Twenty-three year old Feng Jianmei and her husband Deng Jiyuan, who already have a five-year old daughter, had been ordered to pay 40,000 yuan ($6,300) for violating China’s strict one-child policy. When they failed to pay the fine, Jianmei was reportedly beaten and forced to sign an agreement for an injection that induced her late-term abortion. Media caught wind of the story when graphic photos of Jianmei lying next to her aborted daughter were posted online. Local news media reported that the family had consented to the abortion, but Jiyuan had vehemently denied that.
The young parents have also been the center of criticism for being traitors for talking to foreign media. The family’s comments to foreign media outlets were met by protesters carrying banners accusing Jianmei and Jiyuan of treason. Jiyuan’s sister told a Hong Kong newspaper that he was being followed by security officers when he visited his wife in the hospital. He had planned to bring Jianmei home, but that plan was interrupted when unknown men prevented him from getting into a taxi at the hospital.

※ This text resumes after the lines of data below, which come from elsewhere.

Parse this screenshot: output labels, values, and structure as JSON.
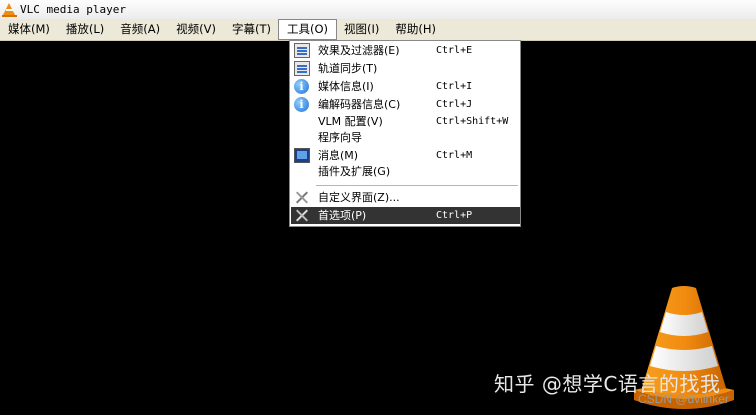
{
  "window": {
    "title": "VLC media player"
  },
  "menubar": {
    "items": [
      {
        "label": "媒体(M)"
      },
      {
        "label": "播放(L)"
      },
      {
        "label": "音频(A)"
      },
      {
        "label": "视频(V)"
      },
      {
        "label": "字幕(T)"
      },
      {
        "label": "工具(O)",
        "active": true
      },
      {
        "label": "视图(I)"
      },
      {
        "label": "帮助(H)"
      }
    ]
  },
  "tools_menu": {
    "items": [
      {
        "label": "效果及过滤器(E)",
        "shortcut": "Ctrl+E",
        "icon": "equalizer-icon"
      },
      {
        "label": "轨道同步(T)",
        "shortcut": "",
        "icon": "equalizer-icon"
      },
      {
        "label": "媒体信息(I)",
        "shortcut": "Ctrl+I",
        "icon": "info-icon"
      },
      {
        "label": "编解码器信息(C)",
        "shortcut": "Ctrl+J",
        "icon": "info-icon"
      },
      {
        "label": "VLM 配置(V)",
        "shortcut": "Ctrl+Shift+W",
        "icon": ""
      },
      {
        "label": "程序向导",
        "shortcut": "",
        "icon": ""
      },
      {
        "label": "消息(M)",
        "shortcut": "Ctrl+M",
        "icon": "terminal-icon"
      },
      {
        "label": "插件及扩展(G)",
        "shortcut": "",
        "icon": ""
      },
      {
        "label": "自定义界面(Z)...",
        "shortcut": "",
        "icon": "tools-icon"
      },
      {
        "label": "首选项(P)",
        "shortcut": "Ctrl+P",
        "icon": "tools-icon",
        "selected": true
      }
    ]
  },
  "overlay": {
    "watermark": "知乎 @想学C语言的找我",
    "csdn": "CSDN @dvlinker"
  },
  "colors": {
    "menubar_bg": "#ece9d8",
    "selection_bg": "#333333",
    "video_bg": "#000000",
    "cone_orange": "#f28c10"
  }
}
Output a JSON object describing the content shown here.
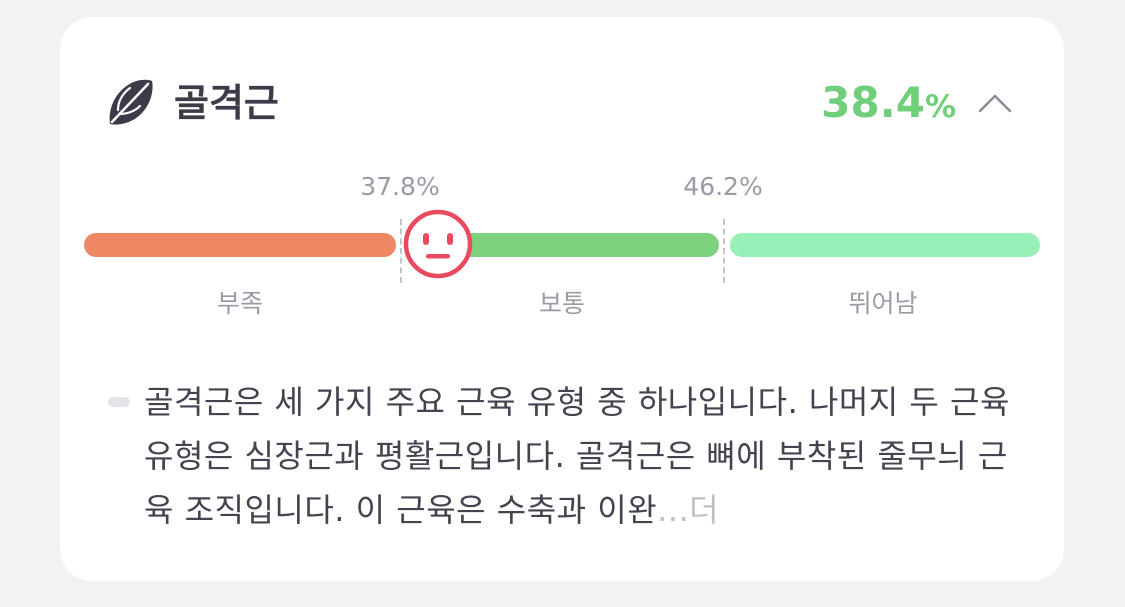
{
  "header": {
    "icon": "muscle-leaf-icon",
    "title": "골격근",
    "value": "38.4",
    "unit": "%",
    "value_color": "#6fcf7b",
    "collapse_icon": "chevron-up-icon"
  },
  "gauge": {
    "current_value": 38.4,
    "marker_icon": "neutral-face-icon",
    "marker_color": "#e84a5f",
    "thresholds": [
      "37.8%",
      "46.2%"
    ],
    "zones": [
      {
        "label": "부족",
        "color": "#ee8763"
      },
      {
        "label": "보통",
        "color": "#7fd27d"
      },
      {
        "label": "뛰어남",
        "color": "#98f0b9"
      }
    ]
  },
  "description": {
    "text": "골격근은 세 가지 주요 근육 유형 중 하나입니다. 나머지 두 근육 유형은 심장근과 평활근입니다. 골격근은 뼈에 부착된 줄무늬 근육 조직입니다. 이 근육은 수축과 이완",
    "ellipsis": "...",
    "more_label": "더"
  }
}
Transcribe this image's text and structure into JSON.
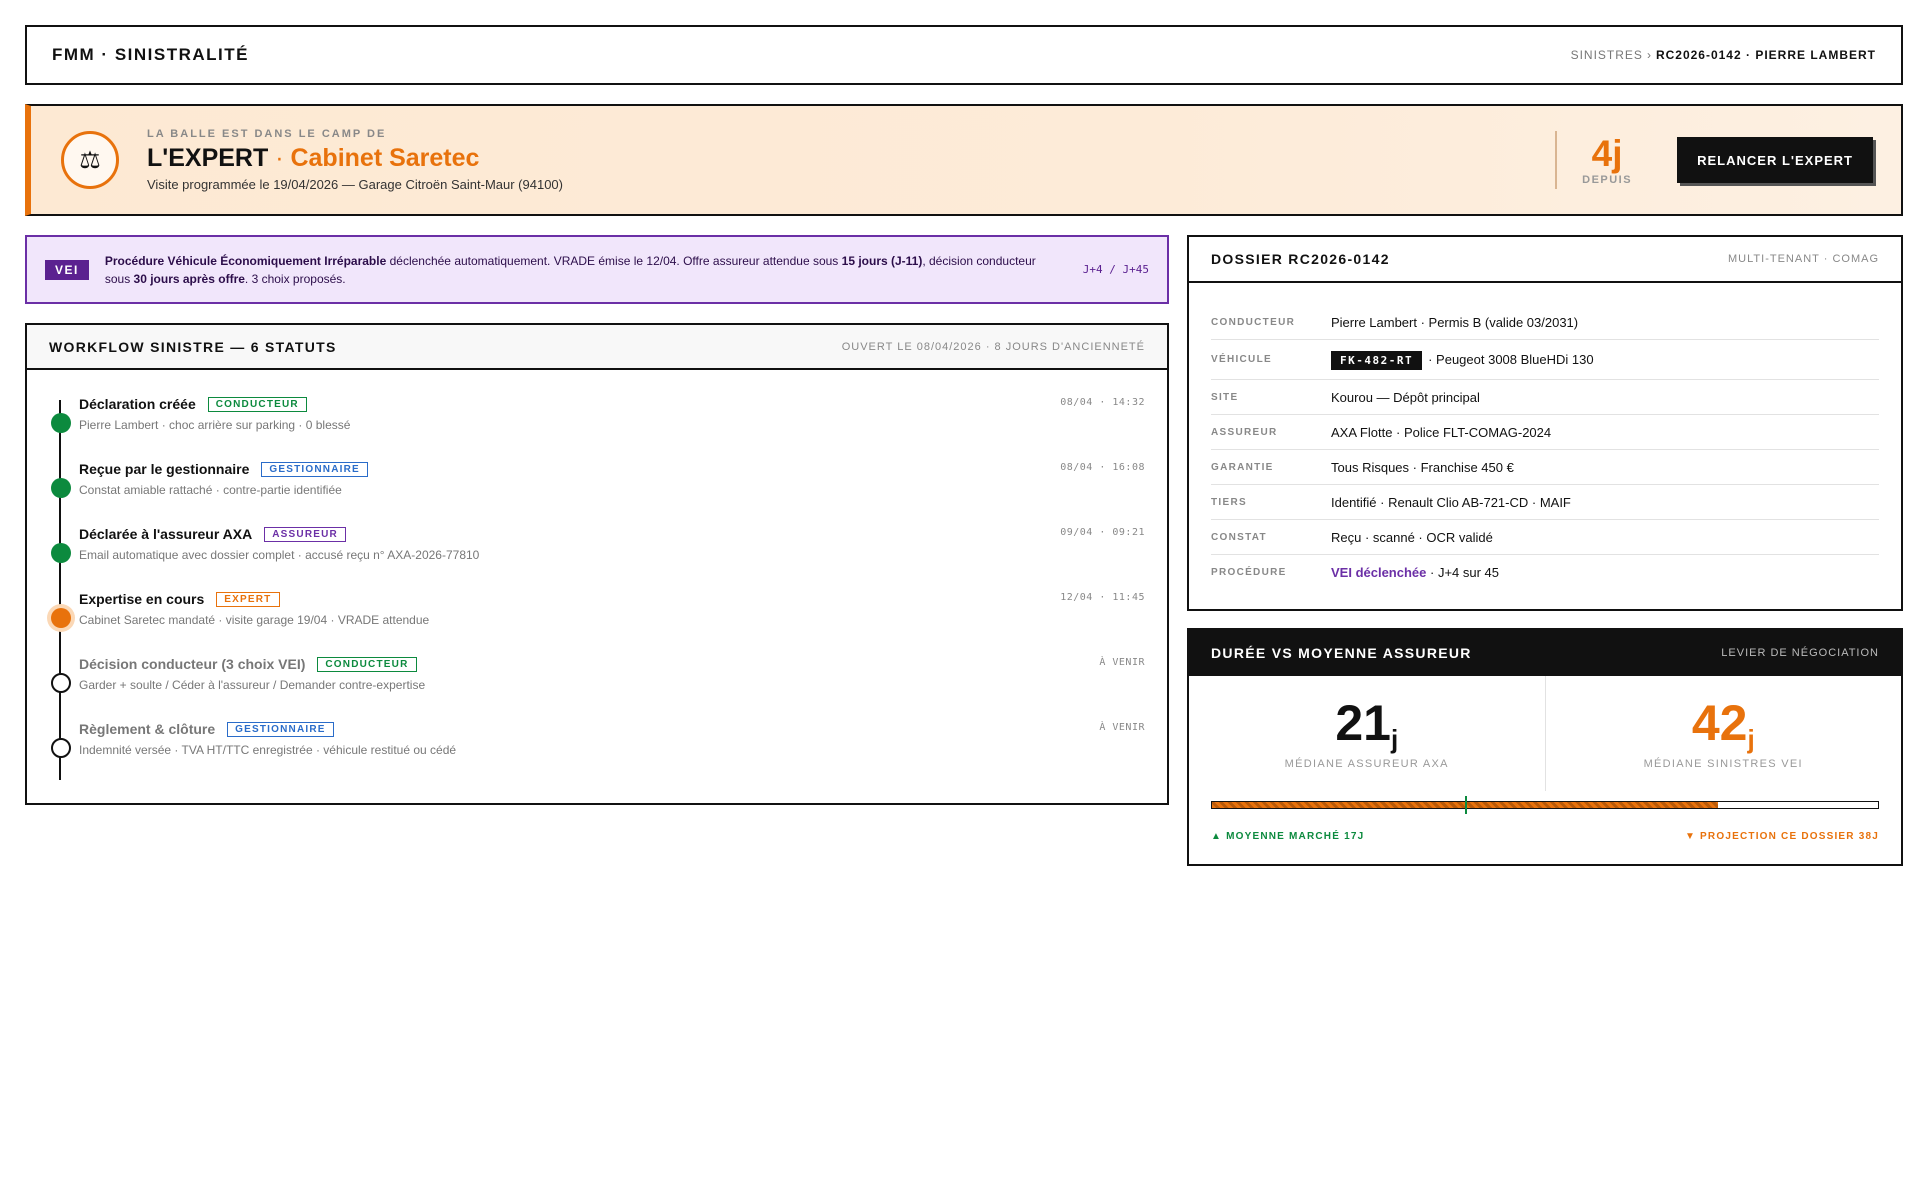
{
  "header": {
    "brand": "FMM · SINISTRALITÉ",
    "breadcrumb_root": "SINISTRES",
    "breadcrumb_sep": "›",
    "breadcrumb_current": "RC2026-0142 · PIERRE LAMBERT"
  },
  "banner": {
    "icon": "scales-icon",
    "kicker": "LA BALLE EST DANS LE CAMP DE",
    "role": "L'EXPERT",
    "separator": " · ",
    "actor": "Cabinet Saretec",
    "subtitle": "Visite programmée le 19/04/2026 — Garage Citroën Saint-Maur (94100)",
    "days": "4j",
    "days_label": "DEPUIS",
    "action_label": "RELANCER L'EXPERT",
    "accent": "#e8720c"
  },
  "vei_notice": {
    "badge": "VEI",
    "text_1": "Procédure Véhicule Économiquement Irréparable",
    "text_2": " déclenchée automatiquement. VRADE émise le 12/04. Offre assureur attendue sous ",
    "text_3": "15 jours (J-11)",
    "text_4": ", décision conducteur sous ",
    "text_5": "30 jours après offre",
    "text_6": ". 3 choix proposés.",
    "range": "J+4 / J+45"
  },
  "workflow": {
    "title": "WORKFLOW SINISTRE — 6 STATUTS",
    "meta": "OUVERT LE 08/04/2026 · 8 JOURS D'ANCIENNETÉ",
    "steps": [
      {
        "title": "Déclaration créée",
        "tag": "CONDUCTEUR",
        "desc": "Pierre Lambert · choc arrière sur parking · 0 blessé",
        "time": "08/04 · 14:32"
      },
      {
        "title": "Reçue par le gestionnaire",
        "tag": "GESTIONNAIRE",
        "desc": "Constat amiable rattaché · contre-partie identifiée",
        "time": "08/04 · 16:08"
      },
      {
        "title": "Déclarée à l'assureur AXA",
        "tag": "ASSUREUR",
        "desc": "Email automatique avec dossier complet · accusé reçu n° AXA-2026-77810",
        "time": "09/04 · 09:21"
      },
      {
        "title": "Expertise en cours",
        "tag": "EXPERT",
        "desc": "Cabinet Saretec mandaté · visite garage 19/04 · VRADE attendue",
        "time": "12/04 · 11:45"
      },
      {
        "title": "Décision conducteur (3 choix VEI)",
        "tag": "CONDUCTEUR",
        "desc": "Garder + soulte / Céder à l'assureur / Demander contre-expertise",
        "time": "À VENIR"
      },
      {
        "title": "Règlement & clôture",
        "tag": "GESTIONNAIRE",
        "desc": "Indemnité versée · TVA HT/TTC enregistrée · véhicule restitué ou cédé",
        "time": "À VENIR"
      }
    ]
  },
  "dossier": {
    "title": "DOSSIER RC2026-0142",
    "meta": "MULTI-TENANT · COMAG",
    "rows": {
      "conducteur": {
        "key": "CONDUCTEUR",
        "value": "Pierre Lambert · Permis B (valide 03/2031)"
      },
      "vehicule": {
        "key": "VÉHICULE",
        "plate": "FK-482-RT",
        "value": "· Peugeot 3008 BlueHDi 130"
      },
      "site": {
        "key": "SITE",
        "value": "Kourou — Dépôt principal"
      },
      "assureur": {
        "key": "ASSUREUR",
        "value": "AXA Flotte · Police FLT-COMAG-2024"
      },
      "garantie": {
        "key": "GARANTIE",
        "value": "Tous Risques · Franchise 450 €"
      },
      "tiers": {
        "key": "TIERS",
        "value": "Identifié · Renault Clio AB-721-CD · MAIF"
      },
      "constat": {
        "key": "CONSTAT",
        "value": "Reçu · scanné · OCR validé"
      },
      "procedure": {
        "key": "PROCÉDURE",
        "link": "VEI déclenchée",
        "value": " · J+4 sur 45"
      }
    }
  },
  "duree": {
    "title": "DURÉE VS MOYENNE ASSUREUR",
    "meta": "LEVIER DE NÉGOCIATION",
    "stat_a": {
      "value": "21",
      "unit": "j",
      "label": "MÉDIANE ASSUREUR AXA"
    },
    "stat_b": {
      "value": "42",
      "unit": "j",
      "label": "MÉDIANE SINISTRES VEI"
    },
    "bar_fill_fraction": 0.76,
    "market_marker_fraction": 0.38,
    "legend_left": "▲ MOYENNE MARCHÉ 17J",
    "legend_right": "▼ PROJECTION CE DOSSIER 38J"
  }
}
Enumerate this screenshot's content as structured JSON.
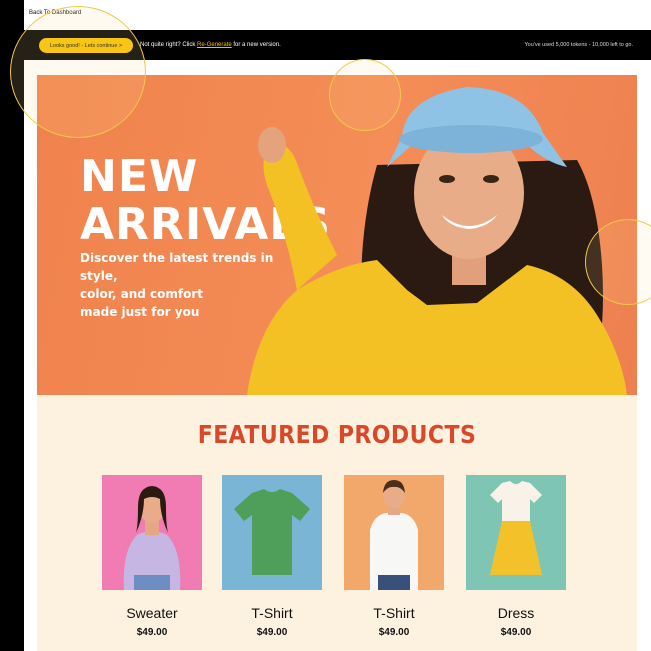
{
  "topbar": {
    "back_label": "Back To Dashboard"
  },
  "actionbar": {
    "continue_label": "Looks good! - Lets continue >",
    "prompt_text": "Not quite right? Click ",
    "regenerate_label": "Re-Generate",
    "prompt_suffix": " for a new version.",
    "tokens_text": "You've used 5,000 tokens - 10,000 left to go."
  },
  "hero": {
    "title_line1": "NEW",
    "title_line2": "ARRIVALS",
    "subtitle_line1": "Discover the latest trends in style,",
    "subtitle_line2": "color, and comfort",
    "subtitle_line3": "made just for you"
  },
  "featured": {
    "title": "FEATURED PRODUCTS",
    "products": [
      {
        "name": "Sweater",
        "price": "$49.00",
        "bg": "#f07cb3"
      },
      {
        "name": "T-Shirt",
        "price": "$49.00",
        "bg": "#7ab5d6"
      },
      {
        "name": "T-Shirt",
        "price": "$49.00",
        "bg": "#f1a86a"
      },
      {
        "name": "Dress",
        "price": "$49.00",
        "bg": "#7fc5b3"
      }
    ]
  },
  "colors": {
    "accent": "#f5c100",
    "hero_bg": "#f0824d",
    "featured_title": "#d8482a",
    "featured_bg": "#fdf2df"
  }
}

The case has sparked anger over the practice of forced abortions and sterilizations under the guise of China’s one-child policy. China has been implementing the strict one-child policy since the 1970’s as a way to control its increasing population. While it is illegal under Chinese law to undergo such a late-stage abortion, government officials have been known to compel women to have abortions to meet the country’s birthrate targets.
The government has since suspended three of the family planning officials who were involved in the forced abortion, and required them to apologize to the young woman. The local government has also offered the family some compensation.
Aiden Kramer is a rising third year law student at DU and the Executive Editor of The View From Above.